The Cessna 208 operated by Seair Seaplanes was headed toward Calvert Island when it crashed on Addenbroke Island, about 100 kilometres north of Port Hardy at around 11 a.m., said Lieutenant Chelsea Dubeau, a spokeswoman for the Joint Rescue Co-ordination Centre (JRCC) in Victoria.
“At this time, Victoria JRCC can confirm there are four individuals deceased; there were nine on the plane,” she said.
The JRCC was unable to provide information on the ages or relationships of the four deceased, or the conditions of the survivors.
The crash has drawn a number of parties to the scene, including a search-and-rescue military helicopter and fixed-wing aircraft, as well as a Coast Guard helicopter, two Coast Guard vessels and a BC Ferries ship.
“Our search-and-rescue technicians and our Canadian Coast Guard partners will be working very hard to ensure that the survivors are taken to where they can receive medical condition,” Lt. Dubeau said Friday afternoon.
In a statement, Seair Seaplanes said it has suspended all flights, adding that it is “devastated” by the fatal accident.
“Right now, our focus is on working with first responders and authorities to provide whatever support is needed,” said the statement.

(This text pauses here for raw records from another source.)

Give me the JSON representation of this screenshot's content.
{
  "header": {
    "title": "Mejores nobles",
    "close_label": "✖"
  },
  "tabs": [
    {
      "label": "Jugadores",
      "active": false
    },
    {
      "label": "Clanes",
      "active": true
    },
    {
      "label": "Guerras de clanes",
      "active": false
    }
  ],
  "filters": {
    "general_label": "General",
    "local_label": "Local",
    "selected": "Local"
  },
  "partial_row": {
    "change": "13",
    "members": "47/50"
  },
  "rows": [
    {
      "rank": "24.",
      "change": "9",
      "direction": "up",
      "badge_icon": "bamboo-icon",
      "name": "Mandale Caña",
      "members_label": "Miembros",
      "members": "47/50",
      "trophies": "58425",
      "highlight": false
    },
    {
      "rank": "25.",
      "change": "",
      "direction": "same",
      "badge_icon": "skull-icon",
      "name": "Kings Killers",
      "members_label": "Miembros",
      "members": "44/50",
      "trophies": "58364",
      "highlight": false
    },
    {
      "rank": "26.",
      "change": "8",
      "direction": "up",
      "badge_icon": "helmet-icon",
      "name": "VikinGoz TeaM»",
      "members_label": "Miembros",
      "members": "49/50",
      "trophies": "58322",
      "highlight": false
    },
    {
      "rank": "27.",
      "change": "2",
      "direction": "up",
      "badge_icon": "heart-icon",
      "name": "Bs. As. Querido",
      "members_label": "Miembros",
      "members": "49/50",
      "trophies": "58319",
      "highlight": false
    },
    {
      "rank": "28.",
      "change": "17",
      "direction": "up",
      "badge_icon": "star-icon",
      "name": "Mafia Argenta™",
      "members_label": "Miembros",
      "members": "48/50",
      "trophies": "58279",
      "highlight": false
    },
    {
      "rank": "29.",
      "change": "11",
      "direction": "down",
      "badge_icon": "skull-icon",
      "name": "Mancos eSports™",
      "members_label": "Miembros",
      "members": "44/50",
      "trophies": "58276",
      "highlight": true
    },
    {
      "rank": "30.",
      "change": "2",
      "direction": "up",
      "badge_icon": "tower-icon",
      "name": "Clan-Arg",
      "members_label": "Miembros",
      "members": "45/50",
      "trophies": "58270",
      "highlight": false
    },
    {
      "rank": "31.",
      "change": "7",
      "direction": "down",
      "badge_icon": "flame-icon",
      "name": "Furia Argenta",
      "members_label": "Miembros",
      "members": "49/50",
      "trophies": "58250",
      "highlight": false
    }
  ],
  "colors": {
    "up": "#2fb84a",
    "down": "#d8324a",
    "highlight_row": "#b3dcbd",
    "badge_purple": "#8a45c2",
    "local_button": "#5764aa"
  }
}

On its website, Seair says the Cessna 208 Caravan is the “flagship aircraft” of its fleet, allowing transport of nine passengers for 482 kilometres or four passengers for 1,609 kilometres, non-stop.
Seair, incorporated in 1980 with a single Cessna 185 for charters, now offers scheduled routes between Richmond, the Gulf Islands, Nanaimo and downtown Vancouver. The company is based at Vancouver Airport, the seaplane base at the downtown Vancouver Convention Centre and on the Nanaimo waterfront. The company also has a charter service.

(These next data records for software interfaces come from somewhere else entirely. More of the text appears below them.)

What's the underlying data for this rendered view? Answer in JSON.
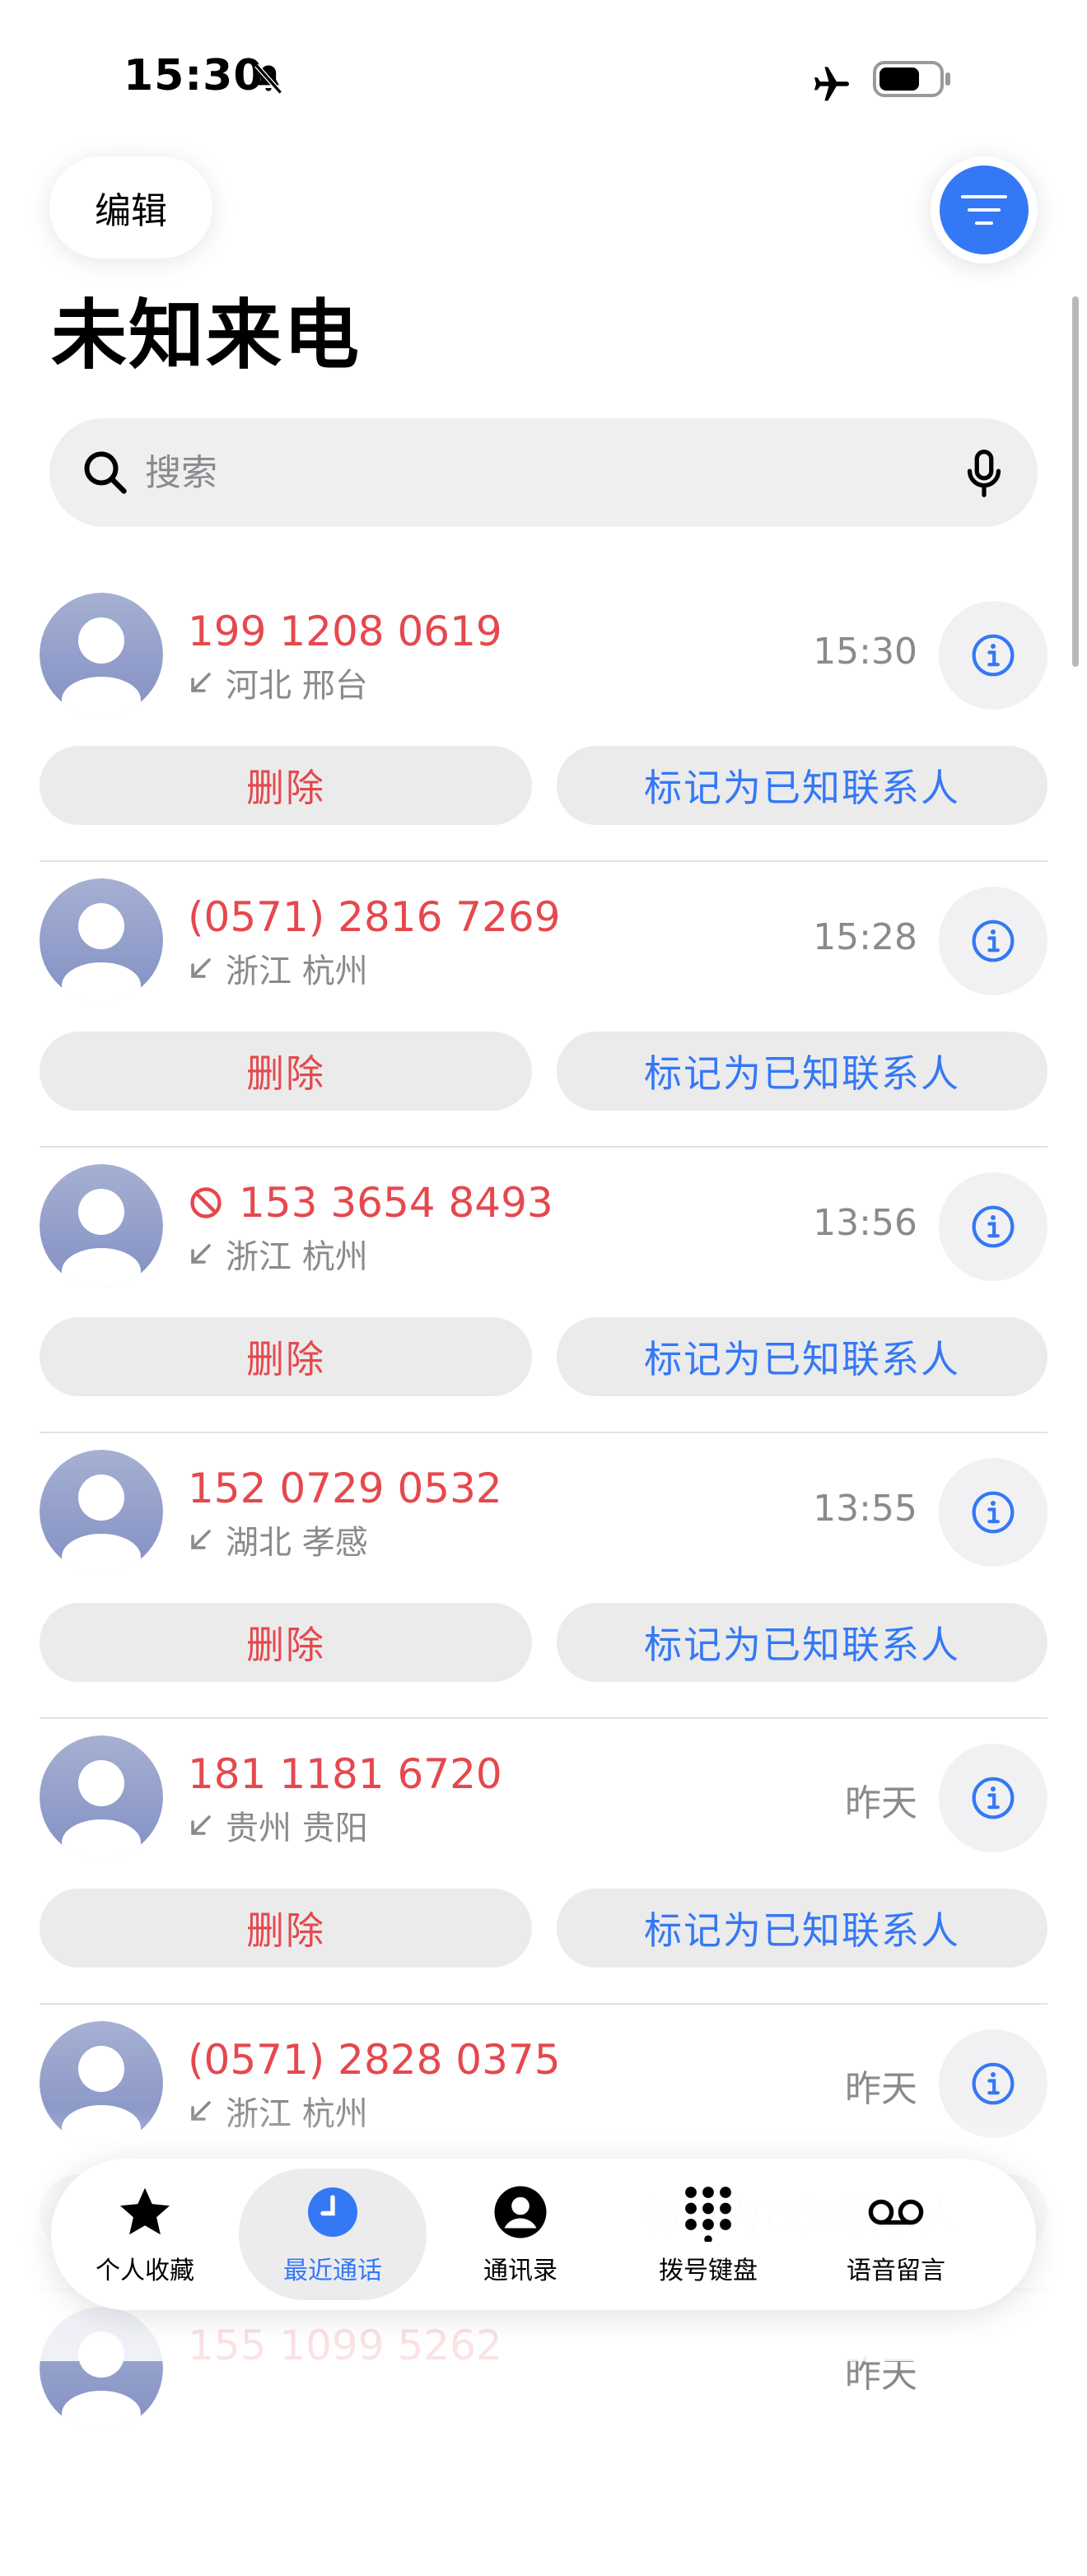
{
  "status_bar": {
    "time": "15:30",
    "icons": [
      "bell-off-icon",
      "airplane-icon",
      "battery-icon"
    ]
  },
  "header": {
    "edit_label": "编辑",
    "filter_icon": "filter-lines-icon",
    "title": "未知来电"
  },
  "search": {
    "placeholder": "搜索",
    "value": ""
  },
  "actions": {
    "delete_label": "删除",
    "mark_known_label": "标记为已知联系人"
  },
  "calls": [
    {
      "number": "199 1208 0619",
      "location": "河北 邢台",
      "time": "15:30",
      "blocked": false
    },
    {
      "number": "(0571) 2816 7269",
      "location": "浙江 杭州",
      "time": "15:28",
      "blocked": false
    },
    {
      "number": "153 3654 8493",
      "location": "浙江 杭州",
      "time": "13:56",
      "blocked": true
    },
    {
      "number": "152 0729 0532",
      "location": "湖北 孝感",
      "time": "13:55",
      "blocked": false
    },
    {
      "number": "181 1181 6720",
      "location": "贵州 贵阳",
      "time": "昨天",
      "blocked": false
    },
    {
      "number": "(0571) 2828 0375",
      "location": "浙江 杭州",
      "time": "昨天",
      "blocked": false
    },
    {
      "number": "155 1099 5262",
      "location": "",
      "time": "昨天",
      "blocked": false
    }
  ],
  "tabs": [
    {
      "label": "个人收藏",
      "icon": "star-icon",
      "active": false
    },
    {
      "label": "最近通话",
      "icon": "clock-icon",
      "active": true
    },
    {
      "label": "通讯录",
      "icon": "person-circle-icon",
      "active": false
    },
    {
      "label": "拨号键盘",
      "icon": "keypad-icon",
      "active": false
    },
    {
      "label": "语音留言",
      "icon": "voicemail-icon",
      "active": false
    }
  ],
  "colors": {
    "accent": "#3478f6",
    "missed_red": "#e5484d",
    "secondary_text": "#8a8a8e",
    "button_bg": "#ebebec"
  }
}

In November, 2009, a Seair de Havilland DHC-2 Beaver was the subject of a crash that killed six people.
In that incident, the aircraft had been departing Saturna Island for Vancouver International Airport when it lost control, veered left and crashed into the water, according to an in investigation report by the Transportation Safety Board (TSB). The pilot and one passenger survived with serious injuries, while the remaining six drowned inside the aircraft.
Chris Krepski with the TSB said late Friday that the board is aware of the Addenbroke crash and is in the process of gathering information to determine next steps.